# PROBLEM TO SOLVE
Word for word, print the entries that follow.

Web page and app entries:

════════════════════

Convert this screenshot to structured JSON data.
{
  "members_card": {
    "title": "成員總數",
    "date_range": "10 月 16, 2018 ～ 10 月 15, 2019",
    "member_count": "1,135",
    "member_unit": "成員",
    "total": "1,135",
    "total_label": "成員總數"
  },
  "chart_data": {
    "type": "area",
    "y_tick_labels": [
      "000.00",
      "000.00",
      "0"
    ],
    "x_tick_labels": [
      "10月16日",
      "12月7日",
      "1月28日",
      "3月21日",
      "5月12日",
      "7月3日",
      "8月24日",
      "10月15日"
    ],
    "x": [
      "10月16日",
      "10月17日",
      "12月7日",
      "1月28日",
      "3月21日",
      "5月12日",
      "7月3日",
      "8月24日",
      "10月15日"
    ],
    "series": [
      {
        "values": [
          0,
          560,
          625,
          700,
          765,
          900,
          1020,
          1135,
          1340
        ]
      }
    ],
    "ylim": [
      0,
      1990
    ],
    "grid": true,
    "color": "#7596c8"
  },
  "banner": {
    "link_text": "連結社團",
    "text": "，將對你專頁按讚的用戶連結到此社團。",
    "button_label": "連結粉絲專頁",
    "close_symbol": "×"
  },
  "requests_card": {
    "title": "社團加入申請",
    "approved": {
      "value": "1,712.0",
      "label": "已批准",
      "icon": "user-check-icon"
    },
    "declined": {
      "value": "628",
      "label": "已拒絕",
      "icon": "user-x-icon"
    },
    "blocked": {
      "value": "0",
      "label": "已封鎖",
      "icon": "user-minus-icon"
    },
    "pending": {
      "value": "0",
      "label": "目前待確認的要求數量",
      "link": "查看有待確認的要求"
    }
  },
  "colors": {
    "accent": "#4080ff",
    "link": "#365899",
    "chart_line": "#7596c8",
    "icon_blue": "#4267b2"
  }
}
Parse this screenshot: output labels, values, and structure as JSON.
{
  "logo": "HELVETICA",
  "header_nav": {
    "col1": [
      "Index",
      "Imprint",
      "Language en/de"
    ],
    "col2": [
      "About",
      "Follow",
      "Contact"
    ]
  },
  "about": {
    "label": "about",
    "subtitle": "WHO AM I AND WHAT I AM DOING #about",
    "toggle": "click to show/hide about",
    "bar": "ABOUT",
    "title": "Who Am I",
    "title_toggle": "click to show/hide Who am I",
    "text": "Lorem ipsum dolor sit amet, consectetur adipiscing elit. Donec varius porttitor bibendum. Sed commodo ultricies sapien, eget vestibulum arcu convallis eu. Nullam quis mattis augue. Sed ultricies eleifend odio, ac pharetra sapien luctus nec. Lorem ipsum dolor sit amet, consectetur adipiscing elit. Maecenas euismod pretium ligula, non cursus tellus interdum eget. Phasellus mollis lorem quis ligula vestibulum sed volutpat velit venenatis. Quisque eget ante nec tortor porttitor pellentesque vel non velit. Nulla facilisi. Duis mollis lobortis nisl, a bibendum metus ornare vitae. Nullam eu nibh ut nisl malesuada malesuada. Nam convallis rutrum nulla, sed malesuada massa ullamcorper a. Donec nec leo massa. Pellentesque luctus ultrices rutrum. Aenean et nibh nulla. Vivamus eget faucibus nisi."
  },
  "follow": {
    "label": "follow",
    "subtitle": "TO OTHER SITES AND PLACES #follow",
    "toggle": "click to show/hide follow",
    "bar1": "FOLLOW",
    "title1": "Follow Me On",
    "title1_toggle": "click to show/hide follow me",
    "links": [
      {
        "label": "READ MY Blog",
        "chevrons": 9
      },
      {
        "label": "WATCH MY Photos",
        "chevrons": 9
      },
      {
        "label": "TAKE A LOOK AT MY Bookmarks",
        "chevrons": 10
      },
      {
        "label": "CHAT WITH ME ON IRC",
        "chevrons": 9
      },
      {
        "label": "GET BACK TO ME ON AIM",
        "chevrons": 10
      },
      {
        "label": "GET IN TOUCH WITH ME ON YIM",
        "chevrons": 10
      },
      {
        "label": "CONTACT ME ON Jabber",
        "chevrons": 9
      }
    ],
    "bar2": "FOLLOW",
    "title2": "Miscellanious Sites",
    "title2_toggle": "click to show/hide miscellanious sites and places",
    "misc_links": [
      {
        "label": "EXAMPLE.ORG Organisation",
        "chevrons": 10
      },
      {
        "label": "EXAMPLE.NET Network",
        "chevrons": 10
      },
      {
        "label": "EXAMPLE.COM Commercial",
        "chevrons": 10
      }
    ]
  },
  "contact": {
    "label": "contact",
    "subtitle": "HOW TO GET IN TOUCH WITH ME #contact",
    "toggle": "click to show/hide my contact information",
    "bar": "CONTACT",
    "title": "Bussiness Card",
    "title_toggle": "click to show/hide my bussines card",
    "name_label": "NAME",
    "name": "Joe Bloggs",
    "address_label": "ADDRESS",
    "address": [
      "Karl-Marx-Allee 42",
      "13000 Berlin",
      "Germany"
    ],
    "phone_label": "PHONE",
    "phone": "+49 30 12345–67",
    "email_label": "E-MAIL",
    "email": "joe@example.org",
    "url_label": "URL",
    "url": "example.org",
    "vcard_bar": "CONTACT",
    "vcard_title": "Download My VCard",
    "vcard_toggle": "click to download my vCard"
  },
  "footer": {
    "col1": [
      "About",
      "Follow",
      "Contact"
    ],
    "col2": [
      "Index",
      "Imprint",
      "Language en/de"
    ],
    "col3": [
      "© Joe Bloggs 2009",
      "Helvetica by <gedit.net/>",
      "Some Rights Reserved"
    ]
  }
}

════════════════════

# RESPONSE BELOW
Convert this screenshot to structured JSON data.
{
  "members_card": {
    "title": "成員總數",
    "date_range": "10 月 16, 2018 ～ 10 月 15, 2019",
    "member_count": "1,135",
    "member_unit": "成員",
    "total": "1,135",
    "total_label": "成員總數"
  },
  "chart_data": {
    "type": "area",
    "y_tick_labels": [
      "000.00",
      "000.00",
      "0"
    ],
    "x_tick_labels": [
      "10月16日",
      "12月7日",
      "1月28日",
      "3月21日",
      "5月12日",
      "7月3日",
      "8月24日",
      "10月15日"
    ],
    "x": [
      "10月16日",
      "10月17日",
      "12月7日",
      "1月28日",
      "3月21日",
      "5月12日",
      "7月3日",
      "8月24日",
      "10月15日"
    ],
    "series": [
      {
        "values": [
          0,
          560,
          625,
          700,
          765,
          900,
          1020,
          1135,
          1340
        ]
      }
    ],
    "ylim": [
      0,
      1990
    ],
    "grid": true,
    "color": "#7596c8"
  },
  "banner": {
    "link_text": "連結社團",
    "text": "，將對你專頁按讚的用戶連結到此社團。",
    "button_label": "連結粉絲專頁",
    "close_symbol": "×"
  },
  "requests_card": {
    "title": "社團加入申請",
    "approved": {
      "value": "1,712.0",
      "label": "已批准",
      "icon": "user-check-icon"
    },
    "declined": {
      "value": "628",
      "label": "已拒絕",
      "icon": "user-x-icon"
    },
    "blocked": {
      "value": "0",
      "label": "已封鎖",
      "icon": "user-minus-icon"
    },
    "pending": {
      "value": "0",
      "label": "目前待確認的要求數量",
      "link": "查看有待確認的要求"
    }
  },
  "colors": {
    "accent": "#4080ff",
    "link": "#365899",
    "chart_line": "#7596c8",
    "icon_blue": "#4267b2"
  }
}
Parse this screenshot: output labels, values, and structure as JSON.
{
  "logo": "HELVETICA",
  "header_nav": {
    "col1": [
      "Index",
      "Imprint",
      "Language en/de"
    ],
    "col2": [
      "About",
      "Follow",
      "Contact"
    ]
  },
  "about": {
    "label": "about",
    "subtitle": "WHO AM I AND WHAT I AM DOING #about",
    "toggle": "click to show/hide about",
    "bar": "ABOUT",
    "title": "Who Am I",
    "title_toggle": "click to show/hide Who am I",
    "text": "Lorem ipsum dolor sit amet, consectetur adipiscing elit. Donec varius porttitor bibendum. Sed commodo ultricies sapien, eget vestibulum arcu convallis eu. Nullam quis mattis augue. Sed ultricies eleifend odio, ac pharetra sapien luctus nec. Lorem ipsum dolor sit amet, consectetur adipiscing elit. Maecenas euismod pretium ligula, non cursus tellus interdum eget. Phasellus mollis lorem quis ligula vestibulum sed volutpat velit venenatis. Quisque eget ante nec tortor porttitor pellentesque vel non velit. Nulla facilisi. Duis mollis lobortis nisl, a bibendum metus ornare vitae. Nullam eu nibh ut nisl malesuada malesuada. Nam convallis rutrum nulla, sed malesuada massa ullamcorper a. Donec nec leo massa. Pellentesque luctus ultrices rutrum. Aenean et nibh nulla. Vivamus eget faucibus nisi."
  },
  "follow": {
    "label": "follow",
    "subtitle": "TO OTHER SITES AND PLACES #follow",
    "toggle": "click to show/hide follow",
    "bar1": "FOLLOW",
    "title1": "Follow Me On",
    "title1_toggle": "click to show/hide follow me",
    "links": [
      {
        "label": "READ MY Blog",
        "chevrons": 9
      },
      {
        "label": "WATCH MY Photos",
        "chevrons": 9
      },
      {
        "label": "TAKE A LOOK AT MY Bookmarks",
        "chevrons": 10
      },
      {
        "label": "CHAT WITH ME ON IRC",
        "chevrons": 9
      },
      {
        "label": "GET BACK TO ME ON AIM",
        "chevrons": 10
      },
      {
        "label": "GET IN TOUCH WITH ME ON YIM",
        "chevrons": 10
      },
      {
        "label": "CONTACT ME ON Jabber",
        "chevrons": 9
      }
    ],
    "bar2": "FOLLOW",
    "title2": "Miscellanious Sites",
    "title2_toggle": "click to show/hide miscellanious sites and places",
    "misc_links": [
      {
        "label": "EXAMPLE.ORG Organisation",
        "chevrons": 10
      },
      {
        "label": "EXAMPLE.NET Network",
        "chevrons": 10
      },
      {
        "label": "EXAMPLE.COM Commercial",
        "chevrons": 10
      }
    ]
  },
  "contact": {
    "label": "contact",
    "subtitle": "HOW TO GET IN TOUCH WITH ME #contact",
    "toggle": "click to show/hide my contact information",
    "bar": "CONTACT",
    "title": "Bussiness Card",
    "title_toggle": "click to show/hide my bussines card",
    "name_label": "NAME",
    "name": "Joe Bloggs",
    "address_label": "ADDRESS",
    "address": [
      "Karl-Marx-Allee 42",
      "13000 Berlin",
      "Germany"
    ],
    "phone_label": "PHONE",
    "phone": "+49 30 12345–67",
    "email_label": "E-MAIL",
    "email": "joe@example.org",
    "url_label": "URL",
    "url": "example.org",
    "vcard_bar": "CONTACT",
    "vcard_title": "Download My VCard",
    "vcard_toggle": "click to download my vCard"
  },
  "footer": {
    "col1": [
      "About",
      "Follow",
      "Contact"
    ],
    "col2": [
      "Index",
      "Imprint",
      "Language en/de"
    ],
    "col3": [
      "© Joe Bloggs 2009",
      "Helvetica by <gedit.net/>",
      "Some Rights Reserved"
    ]
  }
}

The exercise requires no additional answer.